Siding with shareholders who are suing Halliburton Co., the U.S. Supreme Court made it easier for investors in some states to press securities fraud suits.
The justices unanimously said the shareholders can sue as a group without first establishing that they lost money as a result of the alleged fraud.
The shareholders, led by the Erica P. John Fund, contend that Halliburton from 1999 to 2001 falsified earnings reports, played down estimated asbestos liability and overstated the benefits of a merger. The company was led during part of that period by Dick Cheney, later the U.S. vice president.
The high court case concerned the standard that applies at the so-called class certification stage, not at final judgment. The Supreme Court ruled in 2005 that, to recover damages, shareholders ultimately must show a direct connection between a misrepresentation and a decline in stock prices.

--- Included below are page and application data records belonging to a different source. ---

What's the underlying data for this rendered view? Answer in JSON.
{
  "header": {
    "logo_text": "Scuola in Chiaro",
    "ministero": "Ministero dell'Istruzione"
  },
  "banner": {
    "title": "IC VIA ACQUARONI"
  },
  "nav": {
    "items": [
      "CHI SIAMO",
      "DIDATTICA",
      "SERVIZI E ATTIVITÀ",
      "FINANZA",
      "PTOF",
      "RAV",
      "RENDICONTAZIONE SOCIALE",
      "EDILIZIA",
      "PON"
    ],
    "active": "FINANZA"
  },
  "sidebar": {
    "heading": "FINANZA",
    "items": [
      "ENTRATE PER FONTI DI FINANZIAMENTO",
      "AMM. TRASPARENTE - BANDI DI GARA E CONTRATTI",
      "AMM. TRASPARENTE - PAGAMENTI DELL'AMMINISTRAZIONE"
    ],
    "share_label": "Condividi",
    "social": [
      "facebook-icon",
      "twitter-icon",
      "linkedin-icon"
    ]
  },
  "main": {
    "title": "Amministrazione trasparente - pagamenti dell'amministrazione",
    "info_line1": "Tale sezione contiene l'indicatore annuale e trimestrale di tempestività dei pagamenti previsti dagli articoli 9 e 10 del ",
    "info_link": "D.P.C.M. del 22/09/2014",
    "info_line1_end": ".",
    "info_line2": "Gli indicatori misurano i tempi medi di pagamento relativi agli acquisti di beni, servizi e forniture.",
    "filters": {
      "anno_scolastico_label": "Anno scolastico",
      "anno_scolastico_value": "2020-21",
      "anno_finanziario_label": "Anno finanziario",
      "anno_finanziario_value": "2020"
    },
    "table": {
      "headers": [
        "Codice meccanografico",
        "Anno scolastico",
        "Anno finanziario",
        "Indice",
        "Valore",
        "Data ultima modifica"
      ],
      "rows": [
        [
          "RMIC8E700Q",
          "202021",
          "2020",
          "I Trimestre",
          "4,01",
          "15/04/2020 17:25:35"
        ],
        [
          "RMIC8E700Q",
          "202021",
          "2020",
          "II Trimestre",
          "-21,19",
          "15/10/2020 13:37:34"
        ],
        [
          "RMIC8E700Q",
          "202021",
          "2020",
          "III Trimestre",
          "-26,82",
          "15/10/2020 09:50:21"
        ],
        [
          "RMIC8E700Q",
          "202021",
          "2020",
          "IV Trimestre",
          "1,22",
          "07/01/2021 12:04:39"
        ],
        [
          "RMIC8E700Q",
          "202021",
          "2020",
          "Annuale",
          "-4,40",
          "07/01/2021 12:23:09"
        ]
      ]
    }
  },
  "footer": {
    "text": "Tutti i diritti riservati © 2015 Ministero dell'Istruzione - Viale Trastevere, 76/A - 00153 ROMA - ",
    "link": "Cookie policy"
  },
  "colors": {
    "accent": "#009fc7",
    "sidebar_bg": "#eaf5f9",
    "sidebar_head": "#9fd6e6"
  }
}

Lower courts had been divided on the issue. In the Halliburton case, a federal appeals court had ruled that the investors couldn’t sue.